While individual Petuns may have been as open as anyone to the possibility of opportunistic thievery, no certain successful examples of it are on record, and it would not seem correct to regard thievery as a particularly Petun trait.
1993 The Voyages of Jacques Cartier. Toronto: University of Toronto Press
DCB = Dictionary of Canadian Biography
1966 Dictionary of Canadian Biography Volume 1 Toronto: University of TorontoPress
Garrad, Charles and Conrad Heidenreich
1978 Khionontateronon (Petun)
Handbook of North American Indians 15:394-397
Washington: Smithsonian Institution
Hodge,Frederick Webb (ed.)
1913 Handbook of Indians of Canada
Ottawa: Geographic Board, Canada, 1912.

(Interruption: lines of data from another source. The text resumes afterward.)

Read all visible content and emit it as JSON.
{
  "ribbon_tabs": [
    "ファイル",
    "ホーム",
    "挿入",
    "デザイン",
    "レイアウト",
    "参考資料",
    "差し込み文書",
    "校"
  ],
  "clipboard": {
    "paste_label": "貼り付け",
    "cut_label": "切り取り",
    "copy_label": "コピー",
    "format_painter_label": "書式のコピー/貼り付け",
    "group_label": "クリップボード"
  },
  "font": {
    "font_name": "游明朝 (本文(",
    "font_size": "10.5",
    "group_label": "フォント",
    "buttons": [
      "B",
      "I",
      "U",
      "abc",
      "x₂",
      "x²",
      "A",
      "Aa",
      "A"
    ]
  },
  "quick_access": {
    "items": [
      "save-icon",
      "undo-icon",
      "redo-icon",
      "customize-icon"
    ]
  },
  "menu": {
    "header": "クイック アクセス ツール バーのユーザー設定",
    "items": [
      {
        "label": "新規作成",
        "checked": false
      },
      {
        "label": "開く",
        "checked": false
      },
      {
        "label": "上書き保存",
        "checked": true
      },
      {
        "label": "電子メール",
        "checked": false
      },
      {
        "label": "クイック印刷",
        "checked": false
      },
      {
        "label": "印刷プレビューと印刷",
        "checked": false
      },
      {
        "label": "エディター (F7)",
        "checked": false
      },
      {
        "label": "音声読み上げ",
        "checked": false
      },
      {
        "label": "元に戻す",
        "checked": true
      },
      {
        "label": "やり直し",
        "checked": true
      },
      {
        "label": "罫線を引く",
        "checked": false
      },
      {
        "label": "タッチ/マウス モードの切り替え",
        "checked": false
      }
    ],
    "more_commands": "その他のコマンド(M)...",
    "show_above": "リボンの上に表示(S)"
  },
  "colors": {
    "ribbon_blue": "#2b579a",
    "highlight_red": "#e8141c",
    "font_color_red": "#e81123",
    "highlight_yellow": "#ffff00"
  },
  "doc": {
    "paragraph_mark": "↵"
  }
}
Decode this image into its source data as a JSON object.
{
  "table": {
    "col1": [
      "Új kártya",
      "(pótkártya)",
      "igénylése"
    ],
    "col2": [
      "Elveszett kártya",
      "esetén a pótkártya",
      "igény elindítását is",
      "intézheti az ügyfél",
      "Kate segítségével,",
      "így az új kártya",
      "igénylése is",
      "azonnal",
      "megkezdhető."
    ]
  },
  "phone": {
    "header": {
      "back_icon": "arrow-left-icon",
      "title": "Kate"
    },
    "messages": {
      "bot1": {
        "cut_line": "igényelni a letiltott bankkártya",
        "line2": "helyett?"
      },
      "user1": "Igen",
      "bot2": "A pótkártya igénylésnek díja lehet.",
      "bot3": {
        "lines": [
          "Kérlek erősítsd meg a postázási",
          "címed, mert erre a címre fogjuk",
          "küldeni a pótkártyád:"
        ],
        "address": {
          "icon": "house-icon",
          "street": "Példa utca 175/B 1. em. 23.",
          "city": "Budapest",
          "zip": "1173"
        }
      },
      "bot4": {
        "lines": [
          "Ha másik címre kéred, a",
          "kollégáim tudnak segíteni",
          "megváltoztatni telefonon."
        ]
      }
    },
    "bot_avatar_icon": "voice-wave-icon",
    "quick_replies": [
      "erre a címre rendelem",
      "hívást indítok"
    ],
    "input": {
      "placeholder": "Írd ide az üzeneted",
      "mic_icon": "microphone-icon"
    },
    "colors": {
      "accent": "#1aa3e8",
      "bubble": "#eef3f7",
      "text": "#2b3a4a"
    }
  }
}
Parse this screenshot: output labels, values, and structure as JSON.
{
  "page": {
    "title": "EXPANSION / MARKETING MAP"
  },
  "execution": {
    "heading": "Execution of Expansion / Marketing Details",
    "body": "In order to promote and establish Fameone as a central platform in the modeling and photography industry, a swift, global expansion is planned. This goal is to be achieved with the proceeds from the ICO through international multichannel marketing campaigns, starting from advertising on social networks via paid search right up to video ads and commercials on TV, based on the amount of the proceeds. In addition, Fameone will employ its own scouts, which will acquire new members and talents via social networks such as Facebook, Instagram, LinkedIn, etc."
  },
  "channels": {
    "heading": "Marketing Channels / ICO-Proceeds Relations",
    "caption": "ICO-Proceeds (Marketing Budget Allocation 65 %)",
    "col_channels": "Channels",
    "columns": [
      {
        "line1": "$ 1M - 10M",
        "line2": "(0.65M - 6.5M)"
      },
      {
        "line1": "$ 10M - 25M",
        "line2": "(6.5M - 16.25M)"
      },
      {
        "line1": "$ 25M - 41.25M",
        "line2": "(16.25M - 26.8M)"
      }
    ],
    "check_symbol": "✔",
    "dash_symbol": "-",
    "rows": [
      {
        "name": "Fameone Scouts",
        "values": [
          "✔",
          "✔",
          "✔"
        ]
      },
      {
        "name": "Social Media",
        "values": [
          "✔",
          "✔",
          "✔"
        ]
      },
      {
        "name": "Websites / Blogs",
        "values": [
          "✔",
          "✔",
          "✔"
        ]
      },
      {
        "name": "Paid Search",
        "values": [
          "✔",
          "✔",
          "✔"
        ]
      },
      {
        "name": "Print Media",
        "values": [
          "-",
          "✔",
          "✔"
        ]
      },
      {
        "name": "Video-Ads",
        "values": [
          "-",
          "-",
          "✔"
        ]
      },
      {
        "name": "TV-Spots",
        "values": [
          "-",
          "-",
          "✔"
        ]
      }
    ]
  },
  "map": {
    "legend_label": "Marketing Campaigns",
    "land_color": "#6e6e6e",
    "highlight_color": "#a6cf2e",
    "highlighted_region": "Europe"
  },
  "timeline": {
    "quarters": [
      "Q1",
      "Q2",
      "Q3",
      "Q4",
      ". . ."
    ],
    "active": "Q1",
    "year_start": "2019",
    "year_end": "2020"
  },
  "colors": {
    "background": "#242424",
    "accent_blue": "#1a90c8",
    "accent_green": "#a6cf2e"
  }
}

1866 Histoire de Canada et Voyages que Les Frères Mineurs Recollects y ont faicts pour la Conversion des Infidelles. Paris: Librairie Tross.
1939 The Long Journey to the County of the Hurons
Toronto: The Champlain Society.
Steckley, John L.
1990 The Early Map “Novvelle France”. A Linguistic Analysis. Ontario Archaeology 51:17-29.
Toronto: The Ontario Archaeological Society.
Trigger, Bruce Graham
1987 The Children of Aataentsic
Montreal and Kingston: McGill-Queen’s University Press.
Figure 1 – Anonymous ca. 1641 Map “Novvelle France”, showing the legend “KHIONONTATERONON ou petite nation des Algomquins” on the north side of the Ottawa River (at arrow).
Figure 2 – N. Sanson d’Abbeville 1656 Map “Le Canada ou Nouvelle France”, showing the legend “Quionontateronon ou Petite Nat” on the north side of the Ottawa River (at arrow).